[What to work on] Across the listing below, how many lines contain "فروش"? Answer with the number and nothing else.

[Input data]
★ ★ ★ ★ ★ ★ ★

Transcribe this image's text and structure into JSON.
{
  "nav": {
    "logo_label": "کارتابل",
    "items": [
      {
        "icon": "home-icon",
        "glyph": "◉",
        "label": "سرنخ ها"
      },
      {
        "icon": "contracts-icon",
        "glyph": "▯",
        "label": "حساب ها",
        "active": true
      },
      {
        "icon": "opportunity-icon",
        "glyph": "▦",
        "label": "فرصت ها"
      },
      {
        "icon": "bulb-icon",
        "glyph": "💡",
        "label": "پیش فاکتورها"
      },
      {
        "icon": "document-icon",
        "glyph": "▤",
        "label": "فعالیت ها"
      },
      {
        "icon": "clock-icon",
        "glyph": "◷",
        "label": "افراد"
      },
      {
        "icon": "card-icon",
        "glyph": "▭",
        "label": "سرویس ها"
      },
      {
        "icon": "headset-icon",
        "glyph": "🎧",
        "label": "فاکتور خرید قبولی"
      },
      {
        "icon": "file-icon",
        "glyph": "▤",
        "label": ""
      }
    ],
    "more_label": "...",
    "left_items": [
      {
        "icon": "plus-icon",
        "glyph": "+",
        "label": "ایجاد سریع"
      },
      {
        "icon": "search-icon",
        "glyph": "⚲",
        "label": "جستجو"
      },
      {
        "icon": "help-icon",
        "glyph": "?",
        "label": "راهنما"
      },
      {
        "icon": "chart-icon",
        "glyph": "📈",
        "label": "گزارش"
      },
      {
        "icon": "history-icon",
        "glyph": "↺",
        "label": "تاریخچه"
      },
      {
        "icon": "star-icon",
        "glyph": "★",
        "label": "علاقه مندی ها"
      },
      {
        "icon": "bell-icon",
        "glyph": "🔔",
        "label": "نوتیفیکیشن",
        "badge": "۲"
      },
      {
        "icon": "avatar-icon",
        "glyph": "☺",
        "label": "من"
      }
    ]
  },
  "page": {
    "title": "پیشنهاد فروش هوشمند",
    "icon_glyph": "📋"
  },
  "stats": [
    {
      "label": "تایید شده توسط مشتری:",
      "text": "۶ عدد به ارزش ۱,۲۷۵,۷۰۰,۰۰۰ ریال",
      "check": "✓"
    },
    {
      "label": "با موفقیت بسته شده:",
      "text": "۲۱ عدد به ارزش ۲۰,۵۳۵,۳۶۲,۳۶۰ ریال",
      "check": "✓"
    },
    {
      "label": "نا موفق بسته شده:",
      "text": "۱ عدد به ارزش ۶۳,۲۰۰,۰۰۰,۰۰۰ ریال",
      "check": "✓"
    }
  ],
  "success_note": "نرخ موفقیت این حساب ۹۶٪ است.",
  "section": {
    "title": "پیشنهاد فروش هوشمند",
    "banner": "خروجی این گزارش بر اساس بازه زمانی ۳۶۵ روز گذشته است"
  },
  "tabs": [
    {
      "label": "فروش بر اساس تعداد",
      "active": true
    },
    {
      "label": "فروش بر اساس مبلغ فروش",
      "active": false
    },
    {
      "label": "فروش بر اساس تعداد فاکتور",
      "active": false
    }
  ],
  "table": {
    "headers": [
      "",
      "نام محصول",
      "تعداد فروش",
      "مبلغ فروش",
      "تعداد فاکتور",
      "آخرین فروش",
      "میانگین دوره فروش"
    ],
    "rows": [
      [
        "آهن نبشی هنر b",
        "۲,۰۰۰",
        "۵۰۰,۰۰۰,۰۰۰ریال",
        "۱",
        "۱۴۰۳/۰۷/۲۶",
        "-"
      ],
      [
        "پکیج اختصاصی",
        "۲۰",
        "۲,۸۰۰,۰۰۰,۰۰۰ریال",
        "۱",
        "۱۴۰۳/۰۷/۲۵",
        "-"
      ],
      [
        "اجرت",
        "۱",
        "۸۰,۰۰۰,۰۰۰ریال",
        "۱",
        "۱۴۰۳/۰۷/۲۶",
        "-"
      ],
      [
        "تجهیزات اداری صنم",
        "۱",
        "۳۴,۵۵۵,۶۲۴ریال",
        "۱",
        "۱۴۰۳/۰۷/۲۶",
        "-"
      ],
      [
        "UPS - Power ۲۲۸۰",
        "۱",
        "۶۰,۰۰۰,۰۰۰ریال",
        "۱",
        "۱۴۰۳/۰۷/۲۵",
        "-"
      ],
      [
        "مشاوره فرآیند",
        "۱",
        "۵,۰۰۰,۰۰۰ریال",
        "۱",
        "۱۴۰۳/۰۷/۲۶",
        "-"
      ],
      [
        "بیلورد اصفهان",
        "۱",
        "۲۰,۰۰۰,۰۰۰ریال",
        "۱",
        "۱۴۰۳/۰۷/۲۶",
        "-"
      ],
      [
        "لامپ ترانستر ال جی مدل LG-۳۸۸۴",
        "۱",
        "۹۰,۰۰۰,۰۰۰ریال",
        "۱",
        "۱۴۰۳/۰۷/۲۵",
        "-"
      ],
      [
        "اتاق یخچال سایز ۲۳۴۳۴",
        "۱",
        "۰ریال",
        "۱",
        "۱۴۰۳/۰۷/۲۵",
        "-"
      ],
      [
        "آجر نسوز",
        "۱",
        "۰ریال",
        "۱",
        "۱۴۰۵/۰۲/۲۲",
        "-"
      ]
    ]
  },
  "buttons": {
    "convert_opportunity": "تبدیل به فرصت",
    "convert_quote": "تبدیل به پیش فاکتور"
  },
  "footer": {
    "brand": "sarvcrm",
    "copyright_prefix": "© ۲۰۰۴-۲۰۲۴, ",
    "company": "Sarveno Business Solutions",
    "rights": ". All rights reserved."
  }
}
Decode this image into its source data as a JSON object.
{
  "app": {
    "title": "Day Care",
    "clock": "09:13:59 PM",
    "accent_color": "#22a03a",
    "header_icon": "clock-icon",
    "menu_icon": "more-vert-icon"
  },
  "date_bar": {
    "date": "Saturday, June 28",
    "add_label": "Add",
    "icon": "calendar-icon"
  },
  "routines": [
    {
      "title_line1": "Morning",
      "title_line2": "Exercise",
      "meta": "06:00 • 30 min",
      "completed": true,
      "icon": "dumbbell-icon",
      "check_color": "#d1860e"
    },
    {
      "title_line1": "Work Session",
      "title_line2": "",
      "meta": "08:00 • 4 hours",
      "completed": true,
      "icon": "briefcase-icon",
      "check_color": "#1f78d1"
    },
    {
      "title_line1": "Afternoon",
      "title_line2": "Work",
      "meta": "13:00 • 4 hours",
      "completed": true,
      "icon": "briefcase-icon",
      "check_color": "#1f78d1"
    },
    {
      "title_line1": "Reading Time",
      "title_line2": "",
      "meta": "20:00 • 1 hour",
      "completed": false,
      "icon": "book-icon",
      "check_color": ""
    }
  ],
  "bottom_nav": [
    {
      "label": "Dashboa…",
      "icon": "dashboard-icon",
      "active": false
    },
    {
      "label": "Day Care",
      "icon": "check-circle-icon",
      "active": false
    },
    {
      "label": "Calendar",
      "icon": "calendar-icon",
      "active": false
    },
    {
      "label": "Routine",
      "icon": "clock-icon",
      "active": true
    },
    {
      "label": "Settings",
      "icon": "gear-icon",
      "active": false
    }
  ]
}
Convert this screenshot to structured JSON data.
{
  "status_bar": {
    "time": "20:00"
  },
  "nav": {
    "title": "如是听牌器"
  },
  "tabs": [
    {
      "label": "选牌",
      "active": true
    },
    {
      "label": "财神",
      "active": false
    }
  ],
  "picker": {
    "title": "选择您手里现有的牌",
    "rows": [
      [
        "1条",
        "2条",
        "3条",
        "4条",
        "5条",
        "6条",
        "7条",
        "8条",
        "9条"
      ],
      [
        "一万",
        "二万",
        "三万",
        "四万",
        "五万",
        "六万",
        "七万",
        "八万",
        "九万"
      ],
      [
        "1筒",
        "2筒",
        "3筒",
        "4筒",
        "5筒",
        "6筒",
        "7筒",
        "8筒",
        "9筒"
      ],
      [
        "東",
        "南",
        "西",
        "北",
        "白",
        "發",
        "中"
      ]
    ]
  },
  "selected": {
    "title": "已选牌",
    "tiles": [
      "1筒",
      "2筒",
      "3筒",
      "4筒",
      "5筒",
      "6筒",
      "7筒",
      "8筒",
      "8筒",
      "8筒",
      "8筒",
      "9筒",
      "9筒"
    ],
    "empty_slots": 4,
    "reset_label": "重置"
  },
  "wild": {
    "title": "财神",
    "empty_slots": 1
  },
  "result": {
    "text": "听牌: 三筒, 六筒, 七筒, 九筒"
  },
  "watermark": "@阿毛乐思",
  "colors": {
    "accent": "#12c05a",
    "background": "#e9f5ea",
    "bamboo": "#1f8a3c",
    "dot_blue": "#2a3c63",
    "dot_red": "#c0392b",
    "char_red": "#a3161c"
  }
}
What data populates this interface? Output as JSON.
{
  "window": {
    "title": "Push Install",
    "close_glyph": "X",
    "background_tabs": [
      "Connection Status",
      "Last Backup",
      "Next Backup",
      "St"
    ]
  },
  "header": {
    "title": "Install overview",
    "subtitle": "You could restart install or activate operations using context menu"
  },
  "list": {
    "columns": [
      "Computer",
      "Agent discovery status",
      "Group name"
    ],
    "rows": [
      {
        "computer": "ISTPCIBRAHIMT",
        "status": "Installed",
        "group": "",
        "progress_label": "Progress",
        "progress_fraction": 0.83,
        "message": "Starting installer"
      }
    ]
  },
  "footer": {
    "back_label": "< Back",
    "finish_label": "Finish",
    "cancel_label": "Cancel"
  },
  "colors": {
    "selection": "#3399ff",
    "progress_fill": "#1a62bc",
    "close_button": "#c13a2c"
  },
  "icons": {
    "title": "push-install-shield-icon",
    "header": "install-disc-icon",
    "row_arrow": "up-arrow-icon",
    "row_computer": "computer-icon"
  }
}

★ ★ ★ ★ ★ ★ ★

[Written reply] 9